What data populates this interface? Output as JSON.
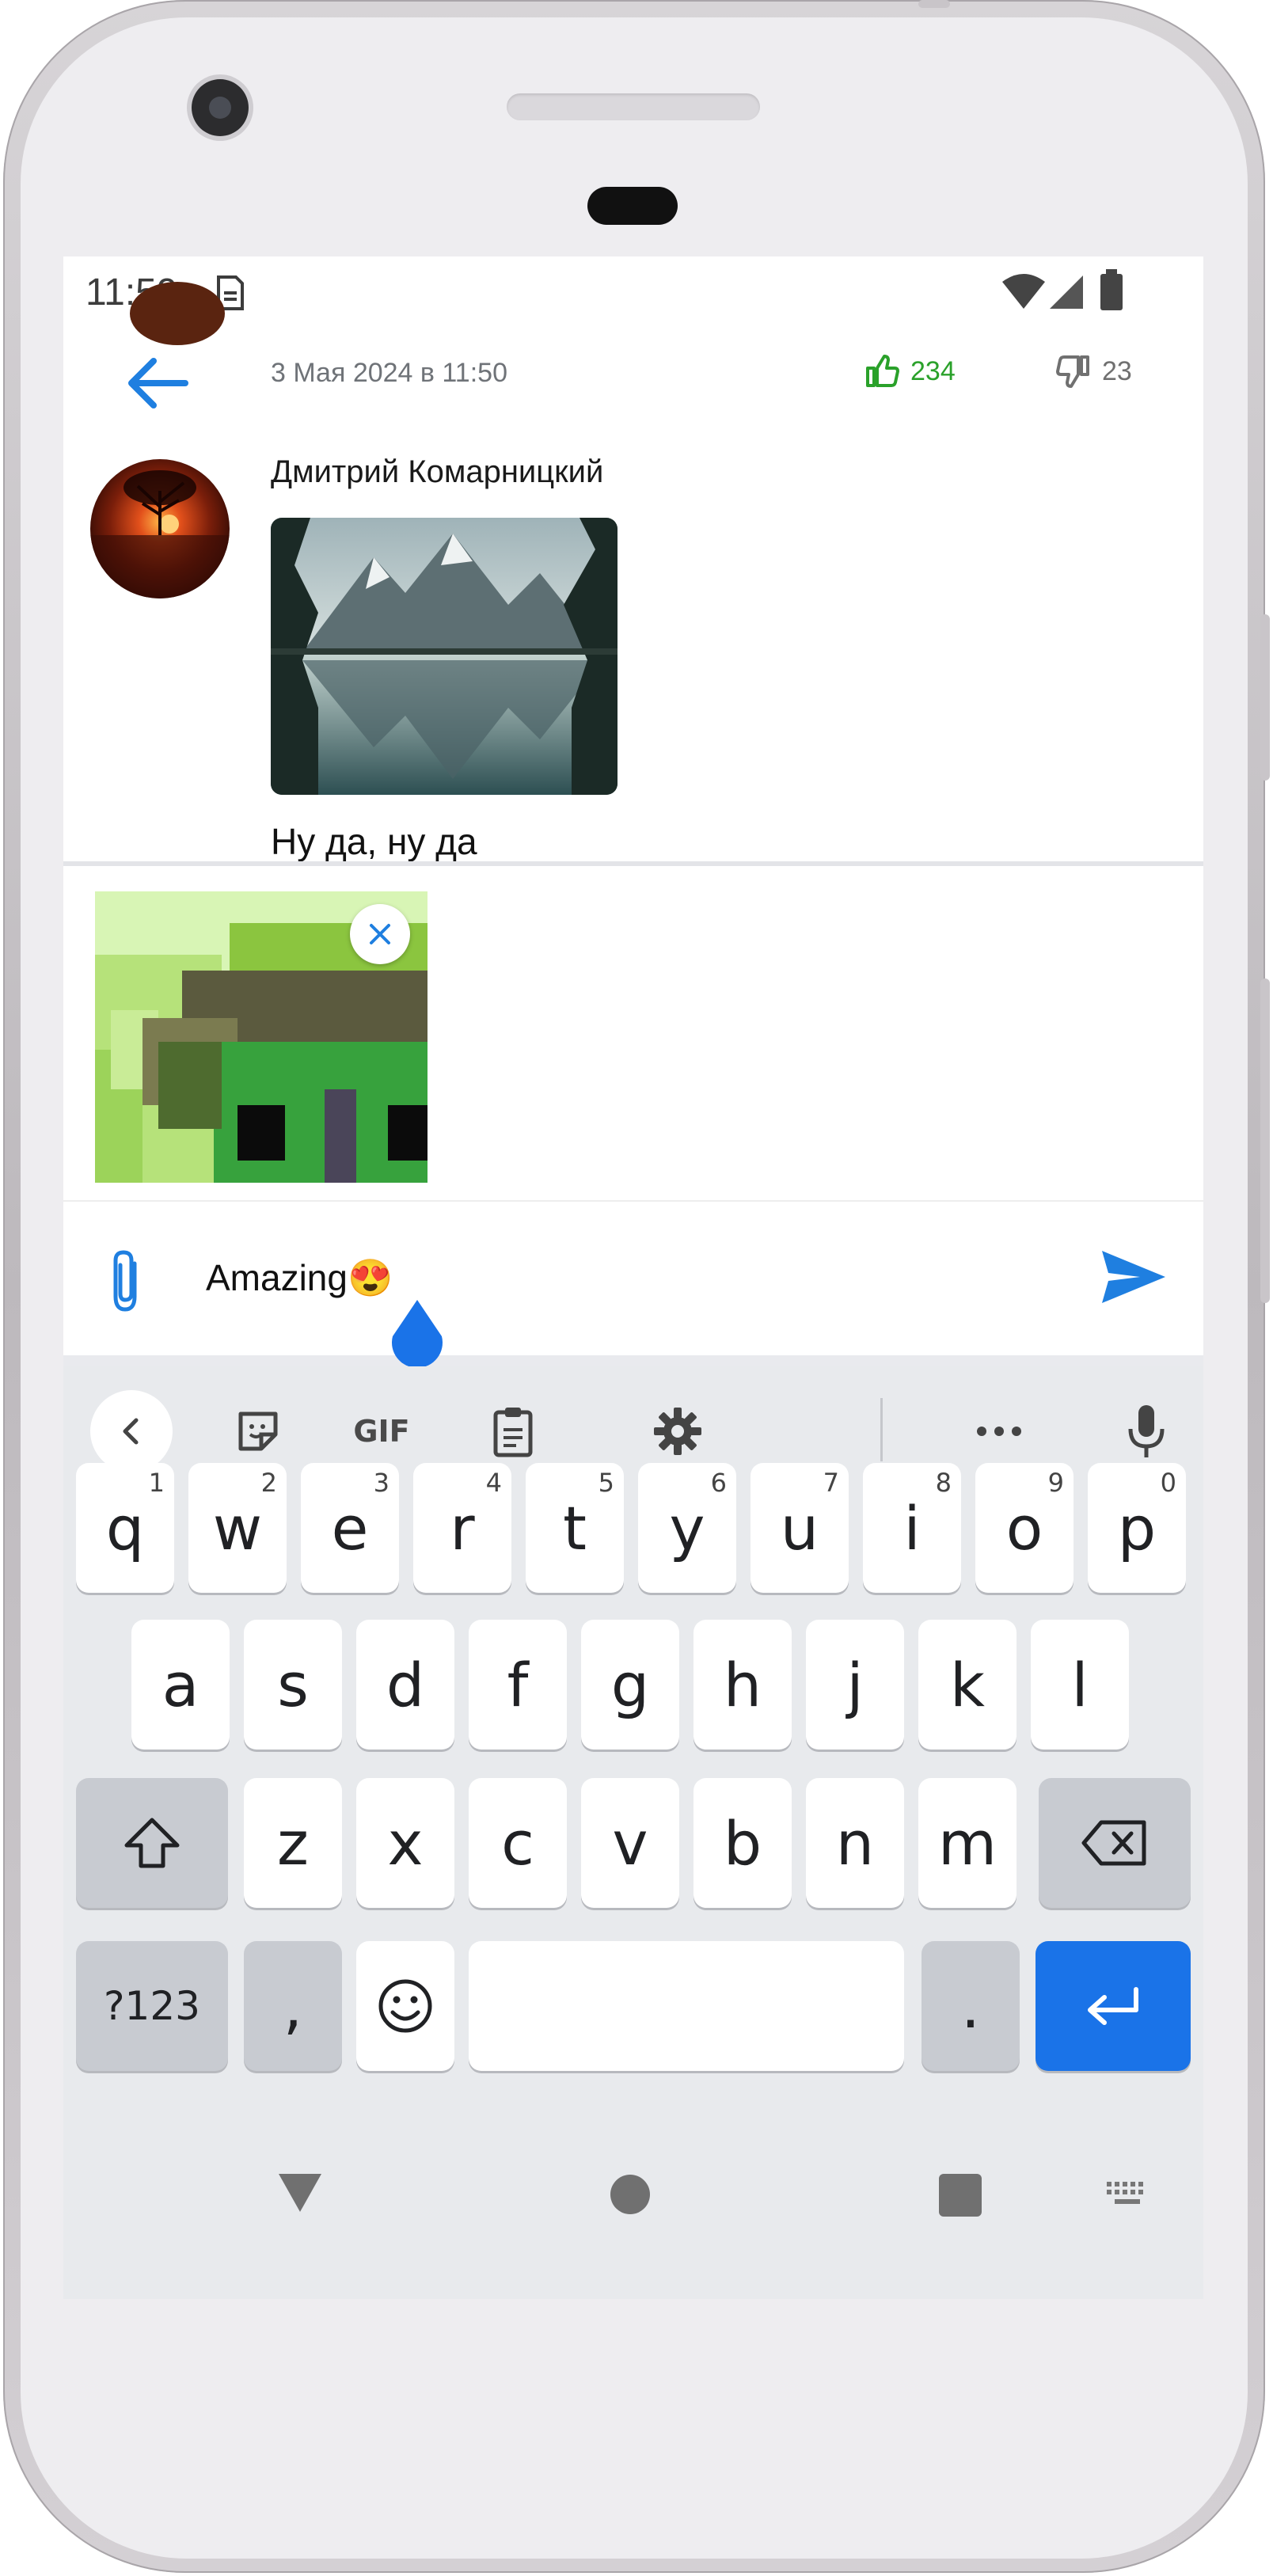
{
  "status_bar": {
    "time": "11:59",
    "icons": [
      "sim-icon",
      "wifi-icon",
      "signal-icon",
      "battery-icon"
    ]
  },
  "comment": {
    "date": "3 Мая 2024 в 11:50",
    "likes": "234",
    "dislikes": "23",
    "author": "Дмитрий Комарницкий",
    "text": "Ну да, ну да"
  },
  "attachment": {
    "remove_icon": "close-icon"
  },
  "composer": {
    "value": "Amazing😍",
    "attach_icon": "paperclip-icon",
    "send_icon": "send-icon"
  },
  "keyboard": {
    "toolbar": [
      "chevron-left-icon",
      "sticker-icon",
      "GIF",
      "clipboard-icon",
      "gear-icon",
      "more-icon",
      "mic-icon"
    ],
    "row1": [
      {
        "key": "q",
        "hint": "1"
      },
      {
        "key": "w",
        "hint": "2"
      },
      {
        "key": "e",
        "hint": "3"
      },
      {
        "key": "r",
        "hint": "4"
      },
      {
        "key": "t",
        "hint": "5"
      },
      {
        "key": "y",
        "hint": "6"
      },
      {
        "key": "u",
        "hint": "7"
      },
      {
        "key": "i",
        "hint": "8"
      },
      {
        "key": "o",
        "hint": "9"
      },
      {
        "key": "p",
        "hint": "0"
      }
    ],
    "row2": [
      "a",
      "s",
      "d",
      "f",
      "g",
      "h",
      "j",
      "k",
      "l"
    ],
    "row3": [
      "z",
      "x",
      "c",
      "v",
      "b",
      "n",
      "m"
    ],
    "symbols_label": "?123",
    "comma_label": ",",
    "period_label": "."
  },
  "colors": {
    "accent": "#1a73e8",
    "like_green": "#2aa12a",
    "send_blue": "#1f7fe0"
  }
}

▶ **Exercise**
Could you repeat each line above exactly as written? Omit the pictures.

▶ **Task output**
What data populates this interface? Output as JSON.
{
  "status_bar": {
    "time": "11:59",
    "icons": [
      "sim-icon",
      "wifi-icon",
      "signal-icon",
      "battery-icon"
    ]
  },
  "comment": {
    "date": "3 Мая 2024 в 11:50",
    "likes": "234",
    "dislikes": "23",
    "author": "Дмитрий Комарницкий",
    "text": "Ну да, ну да"
  },
  "attachment": {
    "remove_icon": "close-icon"
  },
  "composer": {
    "value": "Amazing😍",
    "attach_icon": "paperclip-icon",
    "send_icon": "send-icon"
  },
  "keyboard": {
    "toolbar": [
      "chevron-left-icon",
      "sticker-icon",
      "GIF",
      "clipboard-icon",
      "gear-icon",
      "more-icon",
      "mic-icon"
    ],
    "row1": [
      {
        "key": "q",
        "hint": "1"
      },
      {
        "key": "w",
        "hint": "2"
      },
      {
        "key": "e",
        "hint": "3"
      },
      {
        "key": "r",
        "hint": "4"
      },
      {
        "key": "t",
        "hint": "5"
      },
      {
        "key": "y",
        "hint": "6"
      },
      {
        "key": "u",
        "hint": "7"
      },
      {
        "key": "i",
        "hint": "8"
      },
      {
        "key": "o",
        "hint": "9"
      },
      {
        "key": "p",
        "hint": "0"
      }
    ],
    "row2": [
      "a",
      "s",
      "d",
      "f",
      "g",
      "h",
      "j",
      "k",
      "l"
    ],
    "row3": [
      "z",
      "x",
      "c",
      "v",
      "b",
      "n",
      "m"
    ],
    "symbols_label": "?123",
    "comma_label": ",",
    "period_label": "."
  },
  "colors": {
    "accent": "#1a73e8",
    "like_green": "#2aa12a",
    "send_blue": "#1f7fe0"
  }
}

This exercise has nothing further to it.